On Mingus and elsewhere, the bassist was exceedingly private about the details of his death. As such, it’s easy to imagine that Mingus never really deteriorated; the irascible genius merely hung up his hat one day. On the album, Mingus and Mitchell don’t provide the space to explore such details, resulting in a work in which death remains at the peripheral. “I never really believed completely that he was going to die,” Mitchell admitted to Rolling Stone. “His spirit was so strong.”
By refusing to treat Mingus as a groveling eulogy, Mitchell seized their collaboration as an opportunity for development. Part of what makes Mingus so vital to Mitchell’s artistic maturation is her insistence that musical growth does not necessarily equate to commercial success, nor does it have to. “If I experience any frustration, it’s the frustration of being misunderstood,” Mitchell said in ’79. “But that’s what stardom is – a glamorous misunderstanding. All the way along, I know that some of these projects are eccentric. I know that there are parts that are experimental, and some of them are half-baked. I certainly have been pushing the limits and – even for myself – not all of my experiments are completely successful. But they lay the groundwork for further developments.”
What solidifies Mitchell’s position as a Grown Ass Woman is her understanding that creative stagnation is unfulfilling, no matter how much her refusal to stagnate may upset her fans—or in other words, her ability to not give a fuck. There’s a certain amount of maturity in the belief that perfection isn’t the end-all-be-all, that personal and artistic growth is an enviable enough goal in and of itself. Even if Mingus is a largely imperfect album, there’s solace in accepting it in Mitchell’s own terms. It’s not a failed experiment — just a glamorous misunderstanding.

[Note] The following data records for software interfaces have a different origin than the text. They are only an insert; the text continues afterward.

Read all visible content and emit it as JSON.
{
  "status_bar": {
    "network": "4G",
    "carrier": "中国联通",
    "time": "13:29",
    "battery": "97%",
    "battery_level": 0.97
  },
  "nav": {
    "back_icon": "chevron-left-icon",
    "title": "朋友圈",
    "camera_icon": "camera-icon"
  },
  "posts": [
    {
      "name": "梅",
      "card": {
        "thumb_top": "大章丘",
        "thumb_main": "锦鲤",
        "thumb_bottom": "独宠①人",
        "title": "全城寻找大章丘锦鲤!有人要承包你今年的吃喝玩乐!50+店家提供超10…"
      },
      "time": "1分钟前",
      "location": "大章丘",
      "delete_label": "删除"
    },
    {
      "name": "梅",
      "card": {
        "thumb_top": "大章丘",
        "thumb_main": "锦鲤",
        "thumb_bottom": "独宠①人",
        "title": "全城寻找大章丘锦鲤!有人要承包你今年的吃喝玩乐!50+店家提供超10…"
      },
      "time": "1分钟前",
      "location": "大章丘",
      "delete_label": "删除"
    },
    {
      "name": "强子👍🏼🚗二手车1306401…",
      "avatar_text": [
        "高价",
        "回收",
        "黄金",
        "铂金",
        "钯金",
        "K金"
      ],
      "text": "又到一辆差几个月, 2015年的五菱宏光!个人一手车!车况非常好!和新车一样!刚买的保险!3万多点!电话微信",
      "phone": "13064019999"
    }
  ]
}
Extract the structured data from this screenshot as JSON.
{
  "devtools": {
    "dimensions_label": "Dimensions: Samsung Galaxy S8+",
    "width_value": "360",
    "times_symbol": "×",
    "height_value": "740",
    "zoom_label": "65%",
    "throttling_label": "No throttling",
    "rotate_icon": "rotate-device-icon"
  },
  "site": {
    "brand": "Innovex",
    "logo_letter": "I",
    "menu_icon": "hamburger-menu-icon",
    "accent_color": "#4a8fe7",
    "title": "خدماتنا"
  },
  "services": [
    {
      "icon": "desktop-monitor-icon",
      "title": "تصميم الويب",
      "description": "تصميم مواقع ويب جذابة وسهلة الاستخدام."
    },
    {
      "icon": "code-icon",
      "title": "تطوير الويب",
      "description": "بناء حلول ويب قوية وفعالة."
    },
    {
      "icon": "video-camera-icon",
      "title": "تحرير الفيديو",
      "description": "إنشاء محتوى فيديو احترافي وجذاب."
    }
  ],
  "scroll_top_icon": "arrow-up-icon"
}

Julia Selinger is a writer and rapscallion living in Brooklyn. She was first in her class at Princeton, has an I.Q. of one hundred and eighty-seven, and it’s been suggested that Stephen Hawking stole his Brief History of Time from her fourth grade paper. The young genius is on twitter @julialena_.